Swedish Foreign Minister Carl Bildt was an outspoken participant in the panel discussion at the plenary of the Human Rights Council in late February. The panel addressed “The Protection of Freedom of Expression on the Internet”. He observed that the world is moving on-line very fast and “big time”, and that is why the Human Rights Council needs to be concerned that “the freedoms of an off-line world must be protected in the on-line world”.
This was the first time that the Human Rights Council was hosting a comprehensive debate on the Internet, and it was a lively debate indeed. There were six panelists, including Minister Bildt, Google executive William Echikson, the Special Rapporteur on the promotion and protection of the right to freedom of opinion and expression Frank De La Rue from Guatemala, and other articulate human rights officials from South Africa, Indonesia and Brazil. The panel was moderated by Riz Khan of Al Jazeera (and formerly of CNN), although the session was technically chaired by a Vice President of the Human Rights Council. Mr. Khan skillfully moderated an interactive introductory panel discussion, however he was interrupted several times by points of order led by the delegate from Cuba, but supported by the delegates of China, Russia and at times also of Ecuador, to challenge his role as moderator when the rules of procedure require that only officers of the Human Rights Council may preside in official sessions of the Council. The Vice President, however, responded more than once by firmly asserting his presence as the formal presiding officer and then delegating the proceedings back to Mr. Khan. The disgruntled delegates were clearly not happy with the format – or were perhaps opting to challenge the process for other underlying reasons (e.g. animosity towards promoting Internet freedoms generally, or possibly something to do with other debates that were also on the Council’s agenda, such as the human rights situation in Syria).
The popularity of the panel discussion, however, was clearly illustrated by what happened when the panelists had completed their introductory round of interactions with Mr. Khan. Immediately the room saw a flurry of Council members standing up and waving their country placards for recognition to be placed on the list of speakers to comment on the topic and the panelists’ remarks.

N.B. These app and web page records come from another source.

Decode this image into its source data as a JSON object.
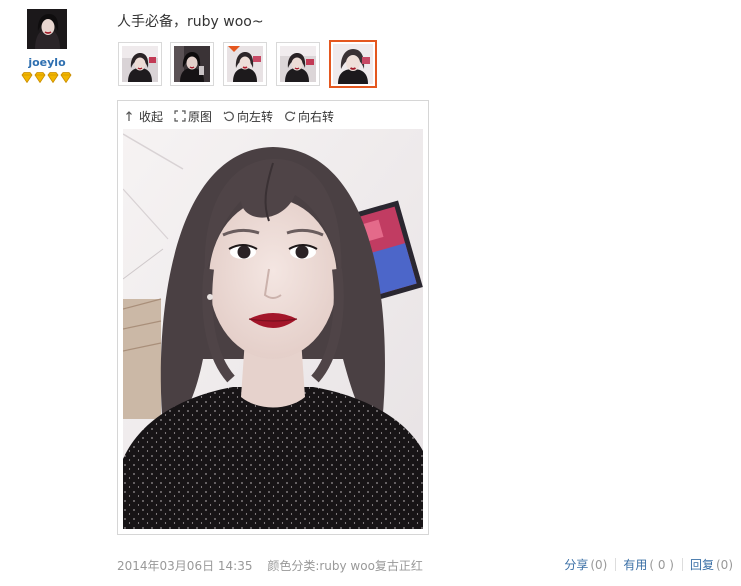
{
  "user": {
    "name": "joeylo",
    "rank_icons": [
      "diamond-icon",
      "diamond-icon",
      "diamond-icon",
      "diamond-icon"
    ],
    "rank_color": "#f2b600"
  },
  "post": {
    "text": "人手必备，ruby woo~"
  },
  "thumbnails": {
    "count": 5,
    "selected_index": 4,
    "active_color": "#e4571f"
  },
  "viewer": {
    "tools": {
      "collapse": "收起",
      "original": "原图",
      "rotate_left": "向左转",
      "rotate_right": "向右转"
    }
  },
  "meta": {
    "time": "2014年03月06日 14:35",
    "category": "颜色分类:ruby woo复古正红"
  },
  "actions": {
    "share_label": "分享",
    "share_count": "(0)",
    "useful_label": "有用",
    "useful_count": "( 0 )",
    "reply_label": "回复",
    "reply_count": "(0)"
  },
  "colors": {
    "link": "#3a6fa6",
    "muted": "#999999",
    "username": "#2e6fb0"
  }
}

It was quite a sight. The Secretariat was subsequently challenged by the procedures it followed on this matter, defended by the Vice President as being consistent with the rules for listing speakers in the order that they display their placards. However, since it appeared that almost all of the Council’s members (53 in total) were waving their placards all at once, it would seem unrealistic to infer that the Secretariat could possibly prepare such an orderly list. At the end of the allotted time, when there were still 10 or more not yet recognized, the Philippine delegate protested that all of his neighbors had been placed high up on the list, while he appeared at the bottom of the list, even though they had all waved their placards at the same time. We certainly sympathize with the Philippine delegate and agree that the listing order did appear to be arbitrary – not to blame the secretariat, though, since the chaotic display of placards had to be processed under the existing rules of visual recognition of requests to speak. We think the Council might benefit from an electronic system, although this has its drawbacks, too. What is striking is the fact that this was a truly popular debate on which almost all Council members wanted to have their say.